A win in the fourth round against Caroline Wozniacki would have been good enough to lift Peer up six spots to No. 9 on the power rankings chart, but instead she is fighting to hold onto her top-16 ranking.
She has won nine matches on the Tour in this calendar year which makes her one of the most successful in 2010 in terms of victories. Of course, she has played in three competitions, but still, it’s impressive to show consistency.
She made it to the semifinals of Auckland where she lost to eventual winner Wickmayer and she was runner-up in Hobart seven days later to Alona Bondarenko. While she then cruised through her early round matchups in Melbourne, she had no reply for the talented Wozniacki who blasted her off the court in one hour 20 minutes.
She’s a top 32 player, but she’ll need to step up her game to match the big hitters if she wants to challenge for a top 16 world ranking. A jump from 28 to 22 in today's rankings shows she is a serious contender.
16) Caroline Wozniacki (WTA ranking 3)
Wozniacki moves up a place in the WTA rankings despite a fairly disappointing start to the year for the Dane.
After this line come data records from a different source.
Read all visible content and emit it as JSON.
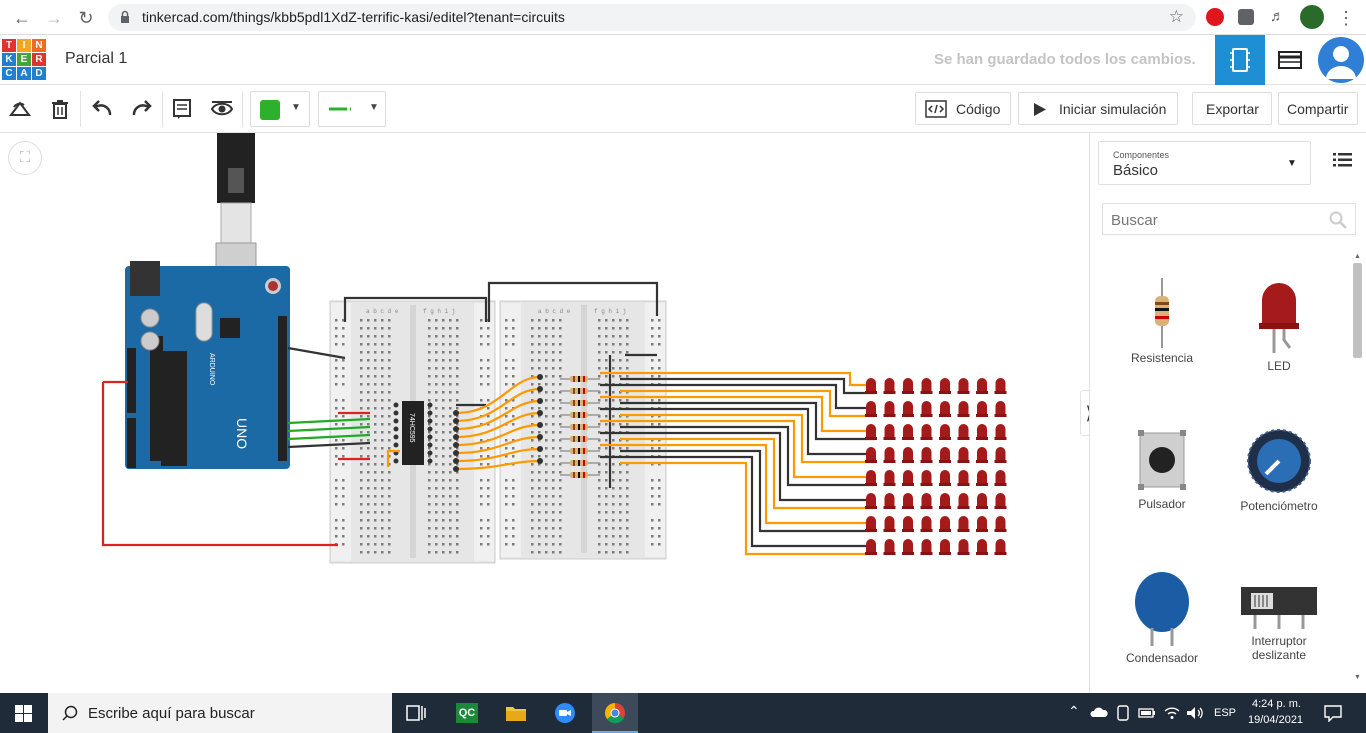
{
  "browser": {
    "url": "tinkercad.com/things/kbb5pdl1XdZ-terrific-kasi/editel?tenant=circuits"
  },
  "app": {
    "logo_letters": [
      "T",
      "I",
      "N",
      "K",
      "E",
      "R",
      "C",
      "A",
      "D"
    ],
    "project_name": "Parcial 1",
    "save_status": "Se han guardado todos los cambios."
  },
  "toolbar": {
    "code_label": "Código",
    "start_sim_label": "Iniciar simulación",
    "export_label": "Exportar",
    "share_label": "Compartir",
    "fill_color": "#2db12d",
    "wire_color": "#2db12d"
  },
  "canvas": {
    "chip_label": "74HC595",
    "board_label": "UNO",
    "board_brand": "ARDUINO",
    "breadboard_cols_left": "a b c d e",
    "breadboard_cols_right": "f g h i j"
  },
  "panel": {
    "components_small": "Componentes",
    "components_value": "Básico",
    "search_placeholder": "Buscar",
    "items": [
      {
        "label": "Resistencia",
        "icon": "resistor-icon"
      },
      {
        "label": "LED",
        "icon": "led-icon"
      },
      {
        "label": "Pulsador",
        "icon": "pushbutton-icon"
      },
      {
        "label": "Potenciómetro",
        "icon": "potentiometer-icon"
      },
      {
        "label": "Condensador",
        "icon": "capacitor-icon"
      },
      {
        "label": "Interruptor deslizante",
        "icon": "slide-switch-icon"
      }
    ]
  },
  "taskbar": {
    "search_placeholder": "Escribe aquí para buscar",
    "language": "ESP",
    "time": "4:24 p. m.",
    "date": "19/04/2021",
    "qc_label": "QC"
  }
}
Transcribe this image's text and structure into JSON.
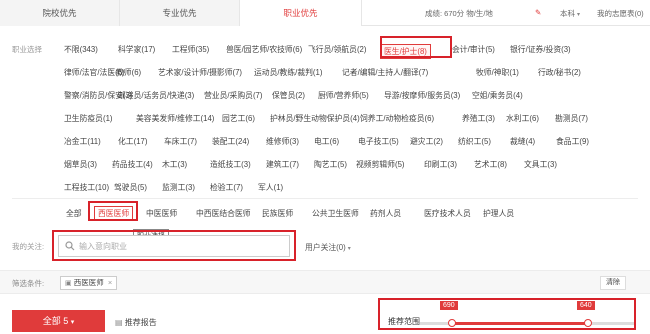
{
  "tabs": [
    {
      "label": "院校优先",
      "active": false
    },
    {
      "label": "专业优先",
      "active": false
    },
    {
      "label": "职业优先",
      "active": true
    }
  ],
  "header": {
    "score": "成绩: 670分 物/生/地",
    "edit_icon": "edit-icon",
    "level": "本科",
    "my_form": "我的志愿表(0)"
  },
  "career": {
    "label": "职业选择",
    "rows": [
      [
        "不限(343)",
        "科学家(17)",
        "工程师(35)",
        "兽医/园艺师/农技师(6)",
        "飞行员/领航员(2)",
        "医生/护士(8)",
        "会计/审计(5)",
        "银行/证券/投资(3)"
      ],
      [
        "律师/法官/法医(6)",
        "教师(6)",
        "艺术家/设计师/摄影师(7)",
        "运动员/教练/裁判(1)",
        "记者/编辑/主持人/翻译(7)",
        "牧师/神职(1)",
        "行政/秘书(2)"
      ],
      [
        "警察/消防员/保安(3)",
        "邮递员/话务员/快递(3)",
        "营业员/采购员(7)",
        "保管员(2)",
        "厨师/营养师(5)",
        "导游/按摩师/服务员(3)",
        "空姐/乘务员(4)"
      ],
      [
        "卫生防疫员(1)",
        "美容美发师/维修工(14)",
        "园艺工(6)",
        "护林员/野生动物保护员(4)",
        "饲养工/动物检疫员(6)",
        "养殖工(3)",
        "水利工(6)",
        "勘测员(7)"
      ],
      [
        "冶金工(11)",
        "化工(17)",
        "车床工(7)",
        "装配工(24)",
        "维修师(3)",
        "电工(6)",
        "电子技工(5)",
        "避灾工(2)",
        "纺织工(5)",
        "裁缝(4)",
        "食品工(9)"
      ],
      [
        "烟草员(3)",
        "药品技工(4)",
        "木工(3)",
        "造纸技工(3)",
        "建筑工(7)",
        "陶艺工(5)",
        "视频剪辑师(5)",
        "印刷工(3)",
        "艺术工(8)",
        "文具工(3)"
      ],
      [
        "工程技工(10)",
        "驾驶员(5)",
        "监测工(3)",
        "检验工(7)",
        "军人(1)"
      ]
    ]
  },
  "sub_options": [
    "全部",
    "西医医师",
    "中医医师",
    "中西医结合医师",
    "民族医师",
    "公共卫生医师",
    "药剂人员",
    "医疗技术人员",
    "护理人员"
  ],
  "tooltip": "职业选择",
  "my_focus": {
    "label": "我的关注:",
    "placeholder": "输入意向职业"
  },
  "user_focus": "用户关注(0)",
  "screen": {
    "label": "筛选条件:",
    "chip": "西医医师",
    "clear": "清除"
  },
  "bottom": {
    "all_button": "全部 5",
    "report": "推荐报告",
    "range_label": "推荐范围",
    "range_low": 690,
    "range_high": 640
  },
  "colors": {
    "accent": "#e03b3b",
    "highlight": "#d8222a"
  }
}
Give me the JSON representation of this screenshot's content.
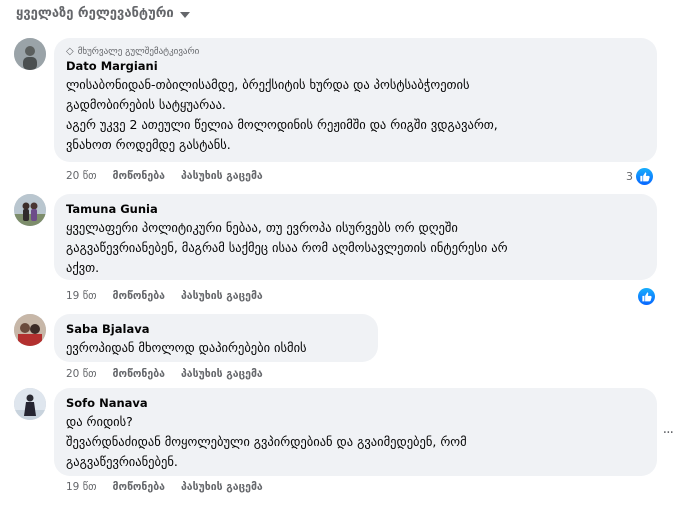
{
  "sort_label": "ყველაზე რელევანტური",
  "colors": {
    "like_blue": "#0866ff",
    "bubble_bg": "#f0f2f5",
    "muted_text": "#65676b"
  },
  "comments": [
    {
      "badge": "მხურვალე გულშემატკივარი",
      "author": "Dato Margiani",
      "text": "ლისაბონიდან-თბილისამდე, ბრექსიტის ხურდა და პოსტსაბჭოეთის\nგადმობირების სატყუარაა.\nაგერ უკვე 2 ათეული წელია მოლოდინის რეჟიმში და რიგში ვდგავართ,\nვნახოთ როდემდე გასტანს.",
      "time": "20 წთ",
      "like_label": "მოწონება",
      "reply_label": "პასუხის გაცემა",
      "reaction_count": "3",
      "reaction_icon": "like-icon"
    },
    {
      "author": "Tamuna Gunia",
      "text": "ყველაფერი პოლიტიკური ნებაა, თუ ევროპა ისურვებს ორ დღეში\nგაგვაწევრიანებენ, მაგრამ საქმეც ისაა რომ აღმოსავლეთის ინტერესი არ\nაქვთ.",
      "time": "19 წთ",
      "like_label": "მოწონება",
      "reply_label": "პასუხის გაცემა",
      "reaction_icon": "like-icon"
    },
    {
      "author": "Saba Bjalava",
      "text": "ევროპიდან მხოლოდ დაპირებები ისმის",
      "time": "20 წთ",
      "like_label": "მოწონება",
      "reply_label": "პასუხის გაცემა"
    },
    {
      "author": "Sofo Nanava",
      "text": "და რიდის?\nშევარდნაძიდან მოყოლებული გვპირდებიან და გვაიმედებენ, რომ\nგაგვაწევრიანებენ.",
      "time": "19 წთ",
      "like_label": "მოწონება",
      "reply_label": "პასუხის გაცემა"
    }
  ]
}
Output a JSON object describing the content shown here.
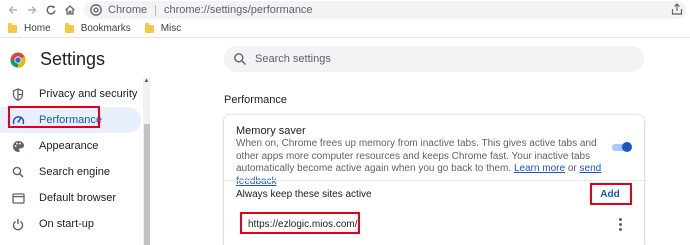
{
  "toolbar": {
    "site_name": "Chrome",
    "url": "chrome://settings/performance"
  },
  "bookmarks": [
    "Home",
    "Bookmarks",
    "Misc"
  ],
  "header": {
    "title": "Settings",
    "search_placeholder": "Search settings"
  },
  "sidebar": {
    "items": [
      {
        "label": "Privacy and security",
        "icon": "shield-icon"
      },
      {
        "label": "Performance",
        "icon": "speedometer-icon",
        "active": true
      },
      {
        "label": "Appearance",
        "icon": "palette-icon"
      },
      {
        "label": "Search engine",
        "icon": "search-icon"
      },
      {
        "label": "Default browser",
        "icon": "browser-window-icon"
      },
      {
        "label": "On start-up",
        "icon": "power-icon"
      }
    ]
  },
  "main": {
    "section_title": "Performance",
    "memory_saver": {
      "title": "Memory saver",
      "description": "When on, Chrome frees up memory from inactive tabs. This gives active tabs and other apps more computer resources and keeps Chrome fast. Your inactive tabs automatically become active again when you go back to them.",
      "learn_more": "Learn more",
      "or": "or",
      "send_feedback": "send feedback",
      "enabled": true
    },
    "keep_active_label": "Always keep these sites active",
    "add_label": "Add",
    "sites": [
      "https://ezlogic.mios.com/"
    ]
  },
  "colors": {
    "accent": "#1a56c4",
    "active_nav_bg": "#e8f0fe",
    "annotation_red": "#e3001b"
  }
}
She has won just three matches this season, and she lost twice to Na Li in the round of 32 in both Sydney and Melbourne.
Dubai is likely the next stop on the Tour for Wozniacki, so expect her to slip out of the top 16 after Paris but return by the end of the month.
On the bubble: Vera Zvonareva, Sam Stosur, Kim Clijsters, Flavia Pennetta, Sara Errani, Daniela Hantuchova.